Oh, the energy. Lordy. The smaller the venue, the finer the experience.Delete
Such rich musical experiences and memories....enjoy your rainy day and your music!ReplyDelete
The world is a happy place to be today. Thanks, Ashling.Delete
He plays about an hour from me in a small bar in Jersey. I think he lives there.ReplyDelete
I had read somewhere that he lives in Jersey. A simple life in a simple house. Same as always. Thank you so much for stopping by!Delete
That would be a fun gig to catch him in.
Is there a more soulful singer ever? Richie Havens singing "Just Like a Woman" is a very moving experience. I have seen him in concert a couple of times and he really connects with the audience. Genuine!ReplyDelete
There is something about him....Delete
Great post -- barbaraReplyDelete
Thank you, Barbara.Delete
I agree, you are on a roll Teresa. A very interesting post. The first concert I ever attended was Richie Havens. It was at Hilton Colosseum at Iowa State University in 1973 or 1974. He had a great stage presence and he had the crowd in the palm of his hand. Here Comes the Sun. Best to you my friend.ReplyDelete
Thank You. Now why am I not surprised? :)Delete
The best to you, also. I'm glad we're friends.
Shalom! Today is the International Day of Peace (9/21/12) May you and all countries know and enjoy peace.ReplyDelete
May you have a peaceful week-end!

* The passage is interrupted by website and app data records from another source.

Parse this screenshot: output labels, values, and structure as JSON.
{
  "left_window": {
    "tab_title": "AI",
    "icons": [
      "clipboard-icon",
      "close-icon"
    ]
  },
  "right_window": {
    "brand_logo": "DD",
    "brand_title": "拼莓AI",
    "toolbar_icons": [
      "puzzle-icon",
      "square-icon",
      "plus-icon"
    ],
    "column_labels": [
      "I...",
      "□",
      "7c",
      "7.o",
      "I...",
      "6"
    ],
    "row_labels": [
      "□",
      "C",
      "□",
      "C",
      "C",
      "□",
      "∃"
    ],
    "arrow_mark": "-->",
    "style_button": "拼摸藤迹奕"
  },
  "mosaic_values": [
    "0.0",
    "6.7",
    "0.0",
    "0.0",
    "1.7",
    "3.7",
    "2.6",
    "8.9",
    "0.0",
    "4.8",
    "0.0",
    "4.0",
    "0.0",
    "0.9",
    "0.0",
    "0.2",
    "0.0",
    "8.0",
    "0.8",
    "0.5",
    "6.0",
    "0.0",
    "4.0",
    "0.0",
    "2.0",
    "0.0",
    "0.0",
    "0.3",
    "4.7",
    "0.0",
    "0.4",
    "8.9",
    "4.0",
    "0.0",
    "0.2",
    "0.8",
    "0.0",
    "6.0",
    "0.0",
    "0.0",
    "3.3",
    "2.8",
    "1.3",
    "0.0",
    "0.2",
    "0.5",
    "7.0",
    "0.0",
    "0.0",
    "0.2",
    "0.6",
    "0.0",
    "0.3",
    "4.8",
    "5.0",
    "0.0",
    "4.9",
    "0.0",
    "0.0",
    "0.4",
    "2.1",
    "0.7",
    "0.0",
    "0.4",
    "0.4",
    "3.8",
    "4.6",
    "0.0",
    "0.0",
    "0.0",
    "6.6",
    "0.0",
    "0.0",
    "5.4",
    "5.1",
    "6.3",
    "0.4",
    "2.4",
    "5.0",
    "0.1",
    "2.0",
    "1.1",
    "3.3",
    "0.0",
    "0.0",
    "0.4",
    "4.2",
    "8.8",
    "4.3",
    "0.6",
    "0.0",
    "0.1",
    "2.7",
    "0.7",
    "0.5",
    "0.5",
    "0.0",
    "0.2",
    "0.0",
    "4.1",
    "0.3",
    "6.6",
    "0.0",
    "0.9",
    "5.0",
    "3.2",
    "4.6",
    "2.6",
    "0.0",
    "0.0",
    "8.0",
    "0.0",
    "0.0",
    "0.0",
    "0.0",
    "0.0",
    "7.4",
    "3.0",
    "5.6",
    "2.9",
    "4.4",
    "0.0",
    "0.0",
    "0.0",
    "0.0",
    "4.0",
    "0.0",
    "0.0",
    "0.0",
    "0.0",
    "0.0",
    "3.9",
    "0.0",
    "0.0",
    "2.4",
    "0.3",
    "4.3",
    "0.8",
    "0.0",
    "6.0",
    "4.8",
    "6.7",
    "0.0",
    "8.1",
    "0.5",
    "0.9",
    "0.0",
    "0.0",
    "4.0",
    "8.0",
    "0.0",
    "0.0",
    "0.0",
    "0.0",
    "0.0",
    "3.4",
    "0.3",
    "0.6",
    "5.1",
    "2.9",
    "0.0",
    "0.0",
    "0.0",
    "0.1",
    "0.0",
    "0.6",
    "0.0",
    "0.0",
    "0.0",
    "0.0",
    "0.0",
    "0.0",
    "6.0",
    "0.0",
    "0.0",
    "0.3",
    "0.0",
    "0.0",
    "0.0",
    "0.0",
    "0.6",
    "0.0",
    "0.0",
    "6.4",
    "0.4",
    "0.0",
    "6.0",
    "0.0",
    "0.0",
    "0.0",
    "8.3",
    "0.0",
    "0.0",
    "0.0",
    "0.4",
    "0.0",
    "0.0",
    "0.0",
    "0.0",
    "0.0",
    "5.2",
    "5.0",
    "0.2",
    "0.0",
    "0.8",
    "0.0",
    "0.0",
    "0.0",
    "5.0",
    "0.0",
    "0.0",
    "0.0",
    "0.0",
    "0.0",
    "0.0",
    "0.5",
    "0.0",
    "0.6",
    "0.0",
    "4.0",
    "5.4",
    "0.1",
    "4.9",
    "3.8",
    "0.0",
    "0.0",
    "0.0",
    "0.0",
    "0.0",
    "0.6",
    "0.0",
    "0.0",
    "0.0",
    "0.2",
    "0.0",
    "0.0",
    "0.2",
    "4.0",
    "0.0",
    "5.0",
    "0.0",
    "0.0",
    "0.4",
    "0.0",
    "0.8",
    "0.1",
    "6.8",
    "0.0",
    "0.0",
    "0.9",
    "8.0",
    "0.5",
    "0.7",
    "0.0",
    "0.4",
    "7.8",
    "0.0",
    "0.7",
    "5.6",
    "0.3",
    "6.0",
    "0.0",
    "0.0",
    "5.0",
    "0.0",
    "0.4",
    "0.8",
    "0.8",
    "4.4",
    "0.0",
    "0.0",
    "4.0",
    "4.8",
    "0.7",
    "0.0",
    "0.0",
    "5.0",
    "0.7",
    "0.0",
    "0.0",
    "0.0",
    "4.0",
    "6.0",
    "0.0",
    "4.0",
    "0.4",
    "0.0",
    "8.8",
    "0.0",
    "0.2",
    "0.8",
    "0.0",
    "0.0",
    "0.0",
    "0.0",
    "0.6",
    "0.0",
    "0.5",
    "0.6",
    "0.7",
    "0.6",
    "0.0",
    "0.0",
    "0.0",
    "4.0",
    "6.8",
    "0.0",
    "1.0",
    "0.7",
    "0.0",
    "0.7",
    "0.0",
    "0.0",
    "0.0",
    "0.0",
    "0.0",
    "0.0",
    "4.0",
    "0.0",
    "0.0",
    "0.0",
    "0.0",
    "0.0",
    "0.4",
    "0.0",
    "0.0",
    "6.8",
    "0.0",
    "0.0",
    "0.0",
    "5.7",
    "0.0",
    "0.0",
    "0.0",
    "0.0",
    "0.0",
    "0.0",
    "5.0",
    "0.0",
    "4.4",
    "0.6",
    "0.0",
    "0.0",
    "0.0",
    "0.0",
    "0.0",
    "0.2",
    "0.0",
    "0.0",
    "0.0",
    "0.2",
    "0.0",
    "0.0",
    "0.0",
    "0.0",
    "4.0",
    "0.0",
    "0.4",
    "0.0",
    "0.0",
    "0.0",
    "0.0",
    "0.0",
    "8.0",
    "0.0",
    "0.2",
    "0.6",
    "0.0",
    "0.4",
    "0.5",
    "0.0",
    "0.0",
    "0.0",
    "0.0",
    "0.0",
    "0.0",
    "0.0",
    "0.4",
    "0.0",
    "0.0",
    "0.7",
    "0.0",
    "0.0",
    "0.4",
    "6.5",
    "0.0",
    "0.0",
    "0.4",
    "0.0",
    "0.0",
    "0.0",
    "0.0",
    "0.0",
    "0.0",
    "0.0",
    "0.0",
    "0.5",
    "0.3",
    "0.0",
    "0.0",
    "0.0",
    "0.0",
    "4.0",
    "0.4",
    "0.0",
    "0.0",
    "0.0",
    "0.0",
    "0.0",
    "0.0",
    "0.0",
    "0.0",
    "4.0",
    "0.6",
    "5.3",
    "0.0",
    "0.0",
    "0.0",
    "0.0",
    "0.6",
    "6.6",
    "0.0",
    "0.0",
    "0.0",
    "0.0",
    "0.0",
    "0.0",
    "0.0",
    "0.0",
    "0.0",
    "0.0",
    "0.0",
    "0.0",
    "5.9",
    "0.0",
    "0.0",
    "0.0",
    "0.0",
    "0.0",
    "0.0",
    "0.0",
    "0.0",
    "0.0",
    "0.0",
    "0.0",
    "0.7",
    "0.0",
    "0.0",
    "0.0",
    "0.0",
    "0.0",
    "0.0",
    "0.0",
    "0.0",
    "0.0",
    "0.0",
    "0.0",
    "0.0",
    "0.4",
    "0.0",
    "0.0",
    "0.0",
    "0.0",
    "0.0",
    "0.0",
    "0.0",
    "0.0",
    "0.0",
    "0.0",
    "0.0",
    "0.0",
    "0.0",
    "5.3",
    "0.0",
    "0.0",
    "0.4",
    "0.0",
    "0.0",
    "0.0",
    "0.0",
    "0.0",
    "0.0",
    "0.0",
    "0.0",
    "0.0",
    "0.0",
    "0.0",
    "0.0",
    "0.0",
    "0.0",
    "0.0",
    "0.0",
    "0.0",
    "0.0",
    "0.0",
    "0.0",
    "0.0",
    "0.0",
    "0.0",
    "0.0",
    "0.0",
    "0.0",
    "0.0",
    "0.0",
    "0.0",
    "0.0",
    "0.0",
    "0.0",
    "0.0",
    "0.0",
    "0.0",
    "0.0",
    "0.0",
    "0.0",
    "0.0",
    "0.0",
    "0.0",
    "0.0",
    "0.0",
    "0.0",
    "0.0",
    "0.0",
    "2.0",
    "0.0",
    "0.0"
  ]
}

And a peaceful weekend to you, Kate!Delete
Dear Teresa, thank you. Peace.ReplyDelete
Thank you, Dee.Delete